- inhalation of liquid droplets from the coughing or sneezing of a person with the infection
- close contact with a person who has the infection
- contact with surfaces that contain the virus
According to a recent study in China, aerosols may offer a fourth transmission route for the virus.
Aerosols are airborne particles that measure around 1 micrometer (one-thousandth of a millimeter) in diameter at most. Because they are much smaller than droplets, they remain suspended in the air for longer and can travel farther.
In their study, the researchers detected genetic material, RNA, of the virus in aerosols sampled from two hospitals and various public places in the city of Wuhan, where the outbreak started.
Because of the relevance of their findings to the ongoing public health emergency, the researchers posted a full, unedited preprint of their study paper on the server bioRxiv on March 10, 2020. An unedited abstract of the paper was also recently published in the journal
The scientists used air filtration devices called aerosol traps to collect a total of 35 samples from 31 locations between February 17 and March 2, 2020.
The number of samples was relatively low because access to hospitals became tightly restricted at the peak of the outbreak.
In addition, the researchers emphasize that their study did not establish whether the virus-laden aerosols were capable of infecting people.
Aerosol transmission may also have played a role in the spread of the coronavirus that caused an outbreak of the respiratory infection SARS in Hong Kong in 2003.
The senior author of the present study was Dr. Ke Lan, of Wuhan University’s Modern Virology Research Center, and the team also featured public health experts from Shanghai and Hong Kong.
They collected aerosol samples from two hospitals where COVID-19 patients were being treated.
One hospital was for patients with severe illness. The other, a temporary field hospital in a converted sports stadium, was for the quarantine and treatment of patients with mild symptoms.
The concentration of virus-containing aerosols was generally very low, or even undetectable, in patient wards, which the authors attribute to effective isolation procedures and good ventilation.
However, there were high concentrations in unventilated portable toilets at the field hospital.
In their preprint, the scientists write:
“Our finding has confirmed the aerosol transmission as an important pathway for surface contamination.
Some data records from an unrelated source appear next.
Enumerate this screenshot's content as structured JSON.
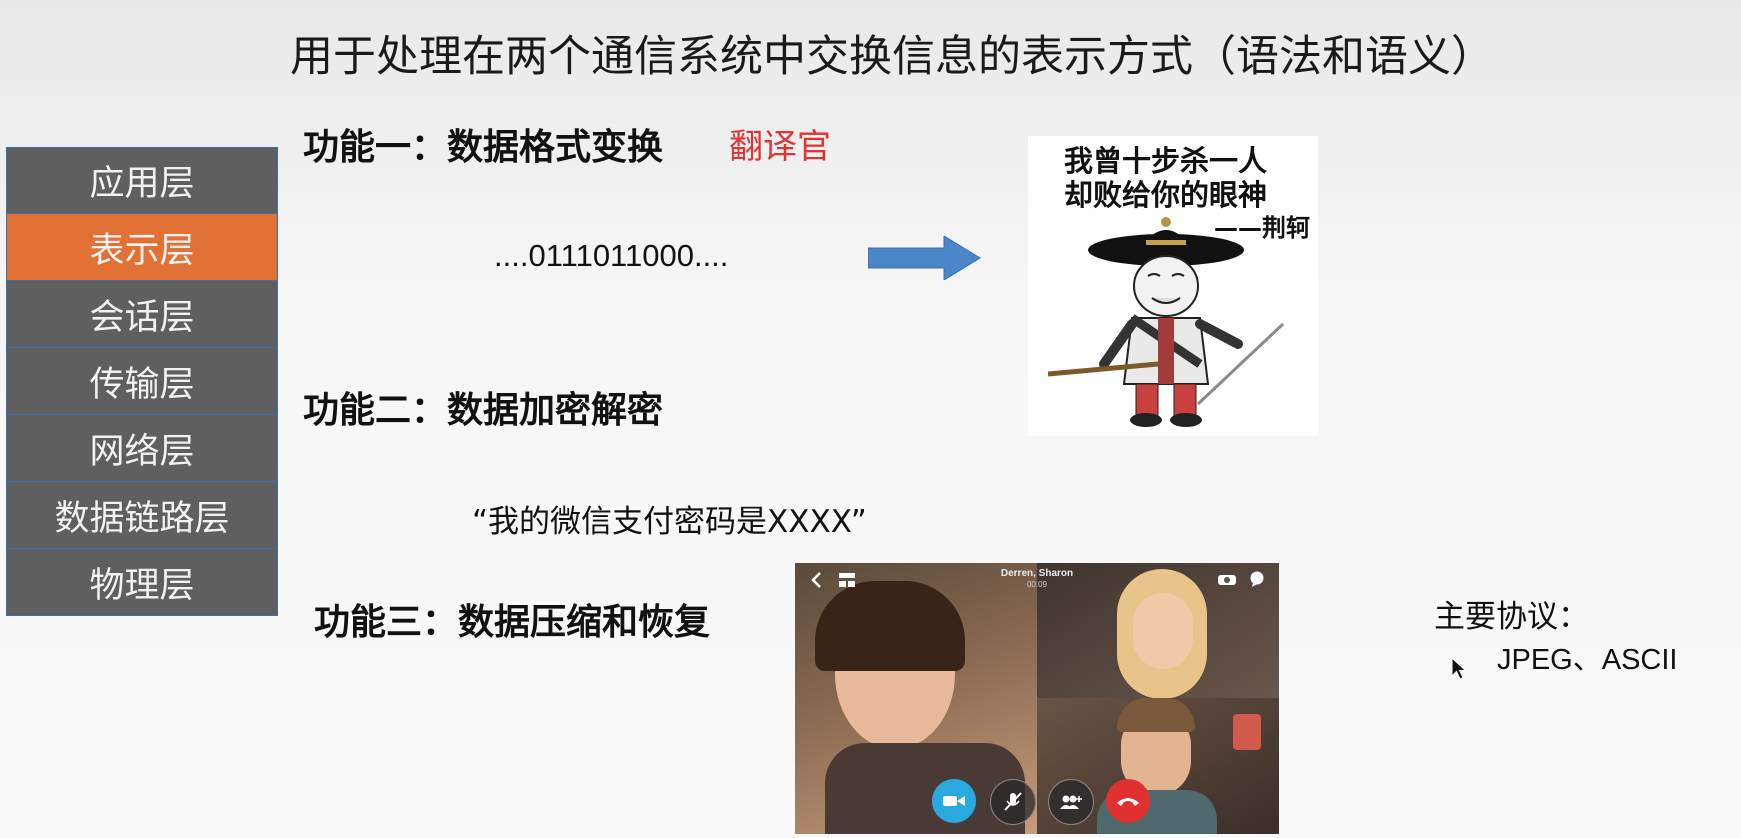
{
  "slide": {
    "title": "用于处理在两个通信系统中交换信息的表示方式（语法和语义）"
  },
  "layers": [
    {
      "label": "应用层",
      "active": false
    },
    {
      "label": "表示层",
      "active": true
    },
    {
      "label": "会话层",
      "active": false
    },
    {
      "label": "传输层",
      "active": false
    },
    {
      "label": "网络层",
      "active": false
    },
    {
      "label": "数据链路层",
      "active": false
    },
    {
      "label": "物理层",
      "active": false
    }
  ],
  "functions": [
    {
      "label": "功能一：数据格式变换",
      "note": "翻译官"
    },
    {
      "label": "功能二：数据加密解密"
    },
    {
      "label": "功能三：数据压缩和恢复"
    }
  ],
  "binary_example": "....0111011000....",
  "quote_example": "“我的微信支付密码是XXXX”",
  "meme": {
    "line1": "我曾十步杀一人",
    "line2": "却败给你的眼神",
    "signature": "——荆轲"
  },
  "video_call": {
    "participants": "Derren, Sharon",
    "duration": "00:09"
  },
  "protocols": {
    "title": "主要协议：",
    "values": "JPEG、ASCII"
  },
  "colors": {
    "layer_bg": "#5f5f5f",
    "layer_active_bg": "#e27135",
    "accent_red": "#e03434",
    "arrow_blue": "#4a86c8",
    "hangup_red": "#e03030",
    "video_blue": "#2aa8e0"
  },
  "icons": [
    "arrow-right-icon",
    "back-icon",
    "grid-icon",
    "switch-camera-icon",
    "chat-icon",
    "video-camera-icon",
    "mute-mic-icon",
    "add-people-icon",
    "hang-up-icon",
    "mouse-cursor-icon"
  ]
}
We call for extra care and attention on the proper design, use, and disinfection of the toilets in hospitals and in communities to minimize the potential source of the virus-laden aerosol.”
The scientists also detected high levels of airborne viral RNA at the field hospital in areas used by medical staff to take off personal protective equipment.
This suggests that virus particles in droplets or aerosols were deposited on the equipment during long hours spent close to patients. The particles were then resuspended in the air when the equipment was removed, the authors propose.
However, after the introduction of more frequent and thorough sanitation procedures, they report, levels of virus-laden aerosols in these areas became undetectable.
The team recommends disinfecting protective apparel before removing it to avoid the propagation of virus-laden aerosols.
The scientists also placed aerosol traps in public spaces, including a supermarket and residential building.
Most of these had undetectable or very low concentrations of SARS-CoV-2 aerosols. Two exceptions were sites where people came together in relatively large numbers: one close to the entrance of a department store and another in a public area near one of the hospitals.
This suggests that people who had the infection but experienced no symptoms were nonetheless breathing out virus-laden aerosols.
The team concludes:
“The results showed overall low risks in the public venues but do reinforce the importance of avoiding crowded gatherings and implementing early identification and diagnosis of asymptomatic carriers for early quarantine or treatment. Personal protection equipment, such as wearing masks in public places or while in transit, may reduce aerosol exposure and transmission.”
Taken together, the scientists’ findings indicate that thorough cleaning of surfaces, good ventilation, and avoiding crowds could reduce the risk of exposure to airborne virus particles.
However, commenting on the methods employed in this study, some experts have pointed out that — even when the researchers were able to detect viral particles — the particles may no longer have been infectious.
Lawrence Young, a professor at the University of Warwick, in the United Kingdom, for instance, explains that “Detecting the virus’ genetic material (RNA) with a very sensitive test (RT-PCR) is not the same as detecting [an] infectious virus. [A] dead or degraded virus would still be detected with this technique.”
“In fact,” Prof. Young adds, “this method is so sensitive that there needs to be stringent control measures to prevent sample cross-contamination.”
“The sampling of aerosols is subject to enormous variation, and the small sample size in this study also means that the data needs to be interpreted with caution,” he notes.